[Entries supplied Boundary: Start]
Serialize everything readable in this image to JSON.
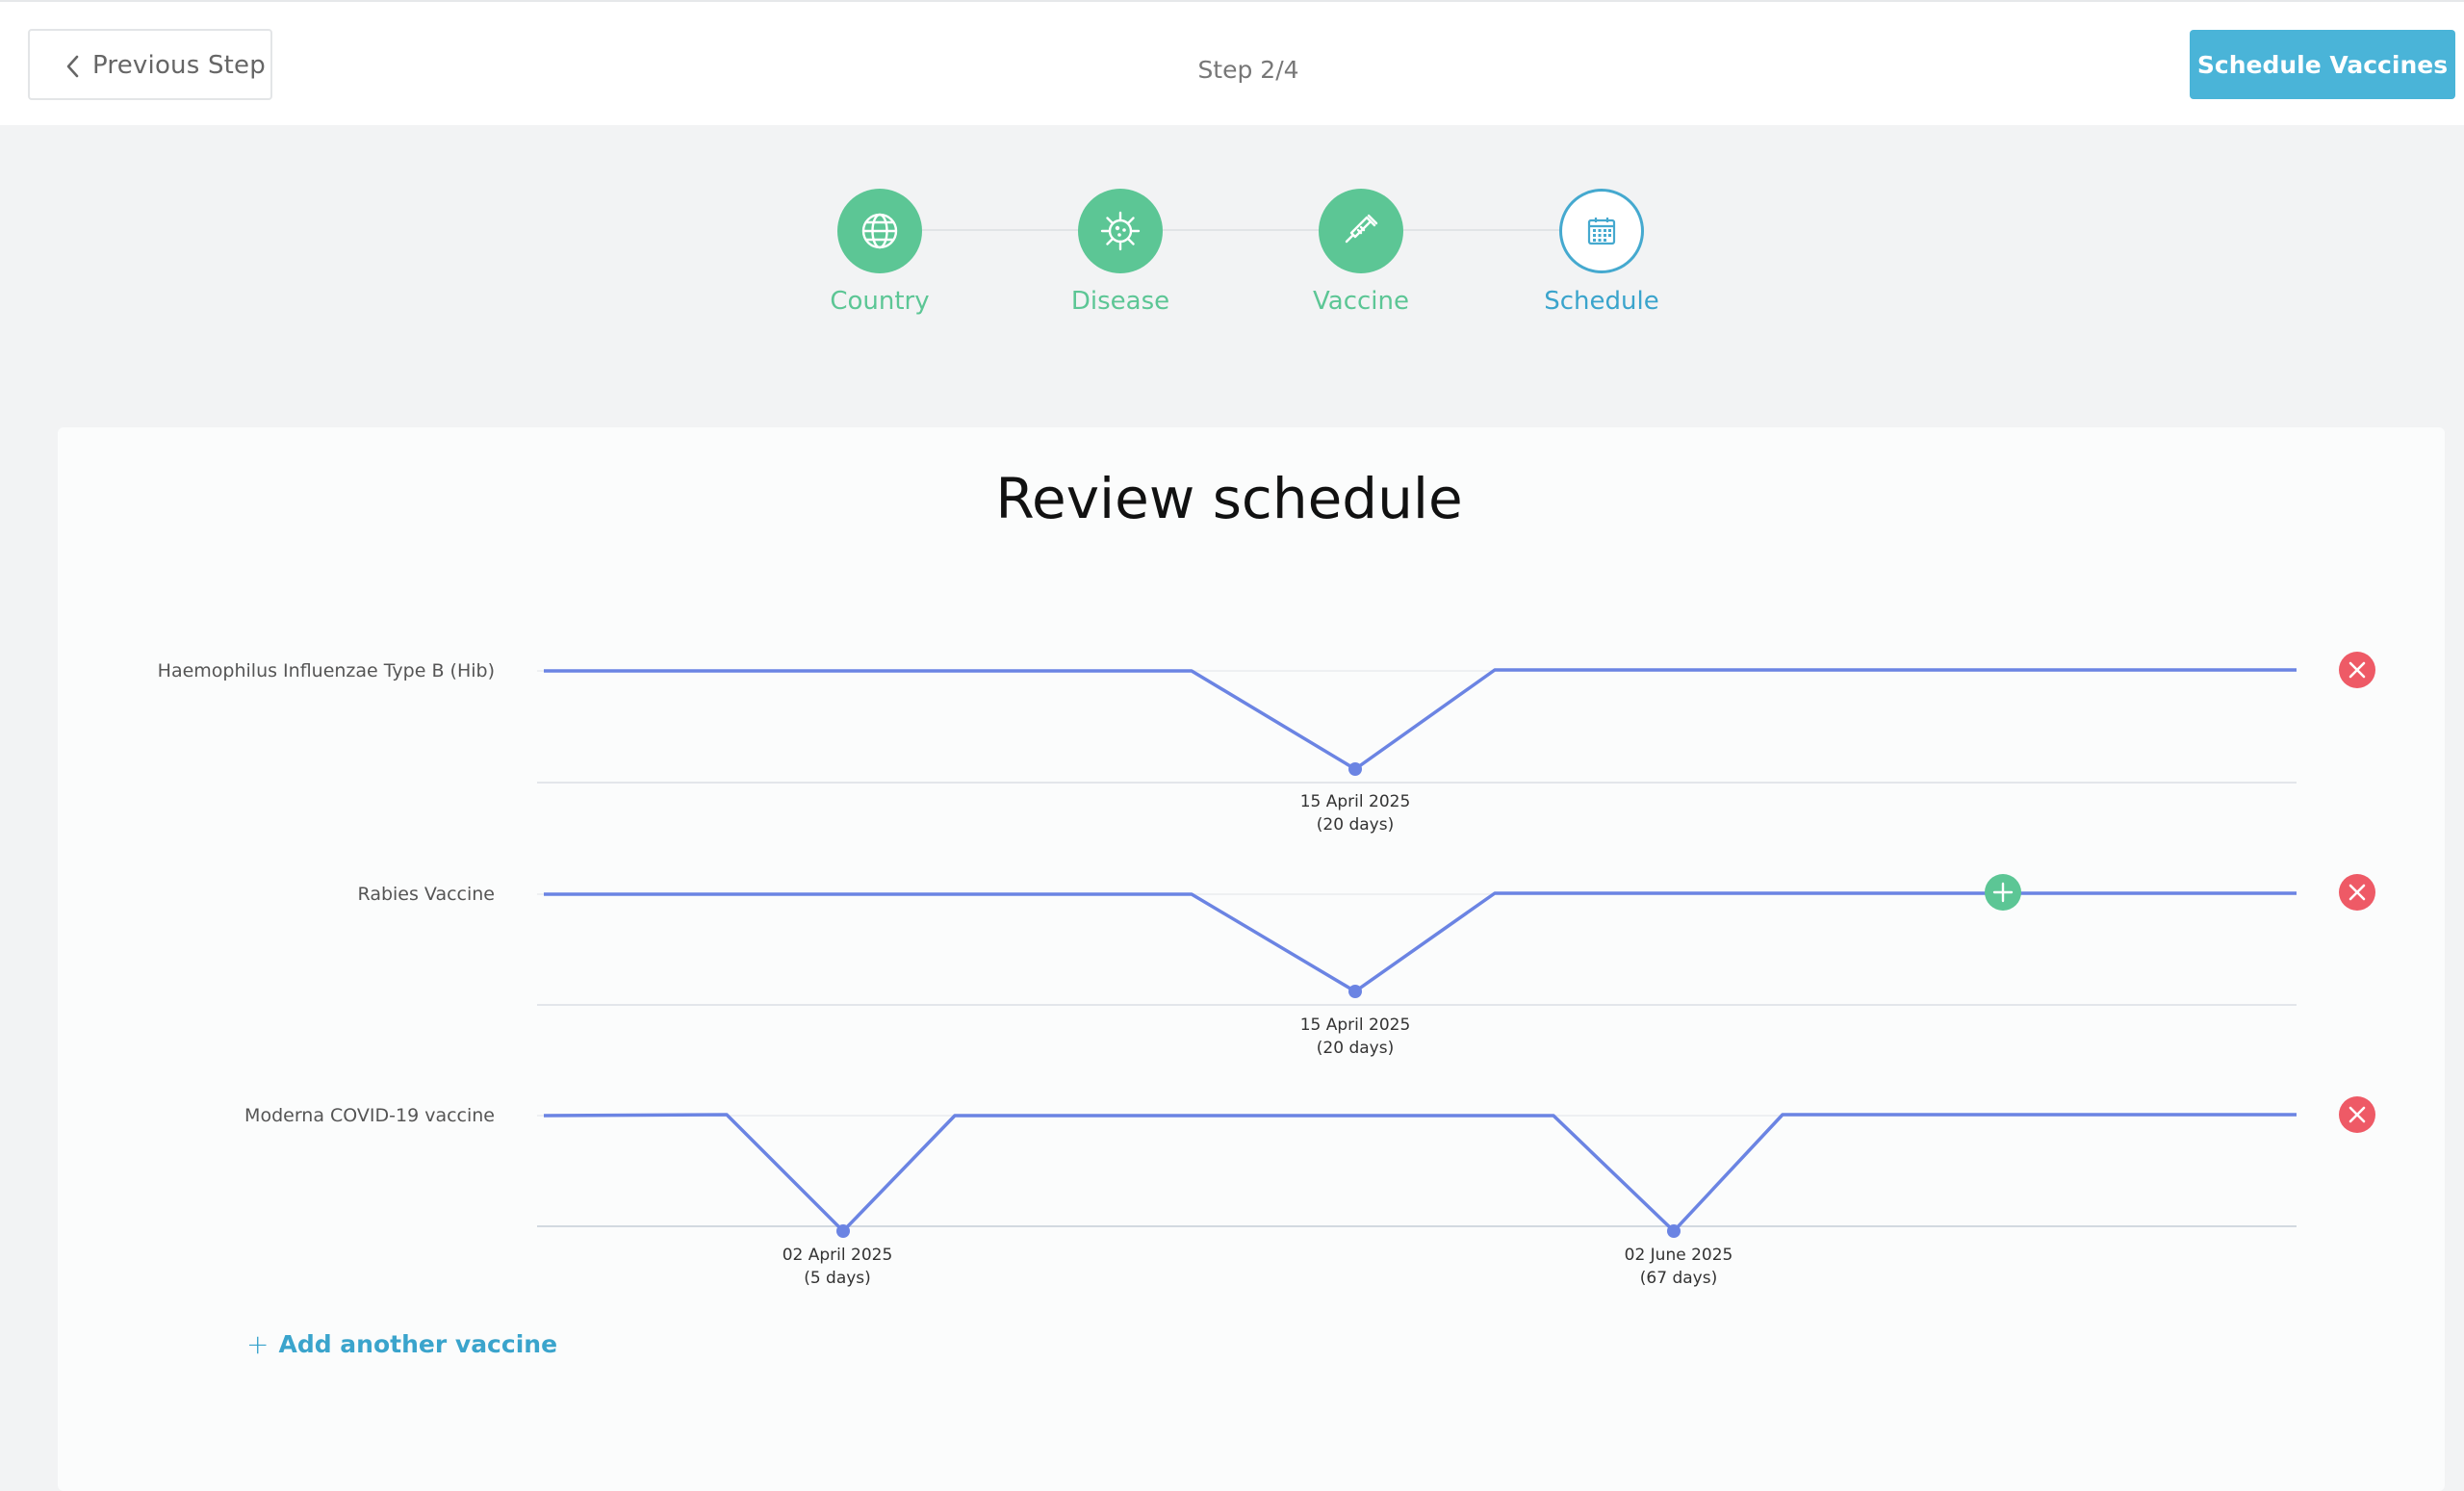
{
  "topbar": {
    "previous_label": "Previous Step",
    "step_text": "Step 2/4",
    "schedule_label": "Schedule Vaccines"
  },
  "stepper": [
    {
      "label": "Country",
      "icon": "globe-icon",
      "state": "done"
    },
    {
      "label": "Disease",
      "icon": "virus-icon",
      "state": "done"
    },
    {
      "label": "Vaccine",
      "icon": "syringe-icon",
      "state": "done"
    },
    {
      "label": "Schedule",
      "icon": "calendar-icon",
      "state": "active"
    }
  ],
  "review": {
    "title": "Review schedule",
    "add_label": "Add another vaccine",
    "rows": [
      {
        "name": "Haemophilus Influenzae Type B (Hib)",
        "doses": [
          {
            "date": "15 April 2025",
            "days": "(20 days)"
          }
        ],
        "has_add_dose": false
      },
      {
        "name": "Rabies Vaccine",
        "doses": [
          {
            "date": "15 April 2025",
            "days": "(20 days)"
          }
        ],
        "has_add_dose": true
      },
      {
        "name": "Moderna COVID-19 vaccine",
        "doses": [
          {
            "date": "02 April 2025",
            "days": "(5 days)"
          },
          {
            "date": "02 June 2025",
            "days": "(67 days)"
          }
        ],
        "has_add_dose": false
      }
    ]
  },
  "colors": {
    "accent": "#4ab4d8",
    "done_green": "#5cc695",
    "line_blue": "#6b84e3",
    "remove_red": "#ee5a66"
  }
}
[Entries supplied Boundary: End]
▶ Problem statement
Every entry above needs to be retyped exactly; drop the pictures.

▶ Answer box
Serialize everything readable in this image to JSON.
{
  "topbar": {
    "previous_label": "Previous Step",
    "step_text": "Step 2/4",
    "schedule_label": "Schedule Vaccines"
  },
  "stepper": [
    {
      "label": "Country",
      "icon": "globe-icon",
      "state": "done"
    },
    {
      "label": "Disease",
      "icon": "virus-icon",
      "state": "done"
    },
    {
      "label": "Vaccine",
      "icon": "syringe-icon",
      "state": "done"
    },
    {
      "label": "Schedule",
      "icon": "calendar-icon",
      "state": "active"
    }
  ],
  "review": {
    "title": "Review schedule",
    "add_label": "Add another vaccine",
    "rows": [
      {
        "name": "Haemophilus Influenzae Type B (Hib)",
        "doses": [
          {
            "date": "15 April 2025",
            "days": "(20 days)"
          }
        ],
        "has_add_dose": false
      },
      {
        "name": "Rabies Vaccine",
        "doses": [
          {
            "date": "15 April 2025",
            "days": "(20 days)"
          }
        ],
        "has_add_dose": true
      },
      {
        "name": "Moderna COVID-19 vaccine",
        "doses": [
          {
            "date": "02 April 2025",
            "days": "(5 days)"
          },
          {
            "date": "02 June 2025",
            "days": "(67 days)"
          }
        ],
        "has_add_dose": false
      }
    ]
  },
  "colors": {
    "accent": "#4ab4d8",
    "done_green": "#5cc695",
    "line_blue": "#6b84e3",
    "remove_red": "#ee5a66"
  }
}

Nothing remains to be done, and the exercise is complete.